• TASK INPUTS
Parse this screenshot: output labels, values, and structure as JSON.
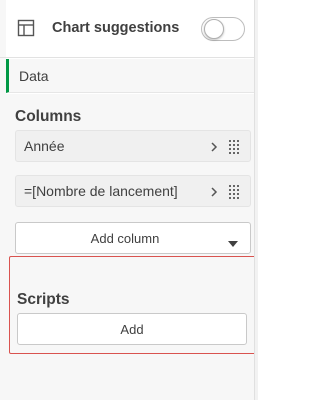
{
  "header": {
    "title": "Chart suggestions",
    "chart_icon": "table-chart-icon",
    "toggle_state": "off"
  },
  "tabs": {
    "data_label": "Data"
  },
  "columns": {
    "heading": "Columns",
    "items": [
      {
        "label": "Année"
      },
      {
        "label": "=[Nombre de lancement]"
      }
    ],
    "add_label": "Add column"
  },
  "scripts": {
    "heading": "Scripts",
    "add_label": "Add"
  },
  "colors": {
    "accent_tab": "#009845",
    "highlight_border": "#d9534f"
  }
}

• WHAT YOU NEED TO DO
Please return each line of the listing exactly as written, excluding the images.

• FINAL ANSWER
Parse this screenshot: output labels, values, and structure as JSON.
{
  "header": {
    "title": "Chart suggestions",
    "chart_icon": "table-chart-icon",
    "toggle_state": "off"
  },
  "tabs": {
    "data_label": "Data"
  },
  "columns": {
    "heading": "Columns",
    "items": [
      {
        "label": "Année"
      },
      {
        "label": "=[Nombre de lancement]"
      }
    ],
    "add_label": "Add column"
  },
  "scripts": {
    "heading": "Scripts",
    "add_label": "Add"
  },
  "colors": {
    "accent_tab": "#009845",
    "highlight_border": "#d9534f"
  }
}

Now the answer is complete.